*Aim of the exercise*
The answer must be a single number: the count of lines in the records below that contain the word "triggerParam".

*Extracted entries*

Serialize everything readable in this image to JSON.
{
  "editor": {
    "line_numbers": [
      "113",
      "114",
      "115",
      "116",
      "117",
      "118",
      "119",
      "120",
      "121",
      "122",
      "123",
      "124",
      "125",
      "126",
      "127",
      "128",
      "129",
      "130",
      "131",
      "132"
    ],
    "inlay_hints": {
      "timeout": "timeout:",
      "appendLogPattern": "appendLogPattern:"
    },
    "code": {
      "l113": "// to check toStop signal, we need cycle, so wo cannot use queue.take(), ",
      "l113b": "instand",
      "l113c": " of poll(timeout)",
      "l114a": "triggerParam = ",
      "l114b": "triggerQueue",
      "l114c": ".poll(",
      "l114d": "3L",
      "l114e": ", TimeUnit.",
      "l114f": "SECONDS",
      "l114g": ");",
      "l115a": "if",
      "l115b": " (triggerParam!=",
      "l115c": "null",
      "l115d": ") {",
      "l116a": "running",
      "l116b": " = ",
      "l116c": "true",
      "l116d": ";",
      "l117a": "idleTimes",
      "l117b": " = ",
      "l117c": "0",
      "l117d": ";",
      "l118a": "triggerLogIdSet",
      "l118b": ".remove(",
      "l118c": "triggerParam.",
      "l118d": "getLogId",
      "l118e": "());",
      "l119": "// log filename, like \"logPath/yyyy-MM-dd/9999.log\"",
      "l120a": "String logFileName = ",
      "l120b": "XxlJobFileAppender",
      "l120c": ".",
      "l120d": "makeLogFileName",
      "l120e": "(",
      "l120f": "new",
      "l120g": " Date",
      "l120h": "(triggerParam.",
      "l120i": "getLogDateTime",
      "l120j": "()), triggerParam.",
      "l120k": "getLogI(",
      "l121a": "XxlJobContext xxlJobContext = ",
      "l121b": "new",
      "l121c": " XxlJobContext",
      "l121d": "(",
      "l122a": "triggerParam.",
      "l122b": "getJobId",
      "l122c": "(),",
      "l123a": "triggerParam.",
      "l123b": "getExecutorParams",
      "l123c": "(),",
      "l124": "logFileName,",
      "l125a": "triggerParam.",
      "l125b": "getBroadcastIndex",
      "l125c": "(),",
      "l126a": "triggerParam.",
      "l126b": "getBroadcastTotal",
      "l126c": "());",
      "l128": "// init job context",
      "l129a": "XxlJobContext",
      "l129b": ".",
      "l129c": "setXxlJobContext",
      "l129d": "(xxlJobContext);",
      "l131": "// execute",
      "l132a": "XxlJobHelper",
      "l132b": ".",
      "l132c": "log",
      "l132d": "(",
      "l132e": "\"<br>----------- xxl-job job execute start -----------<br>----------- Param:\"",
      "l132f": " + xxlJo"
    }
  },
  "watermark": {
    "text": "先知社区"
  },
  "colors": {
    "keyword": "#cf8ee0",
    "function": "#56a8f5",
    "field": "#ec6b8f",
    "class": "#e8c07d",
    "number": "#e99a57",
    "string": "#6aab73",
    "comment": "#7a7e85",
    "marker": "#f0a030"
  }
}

*Solution to the exercise*
9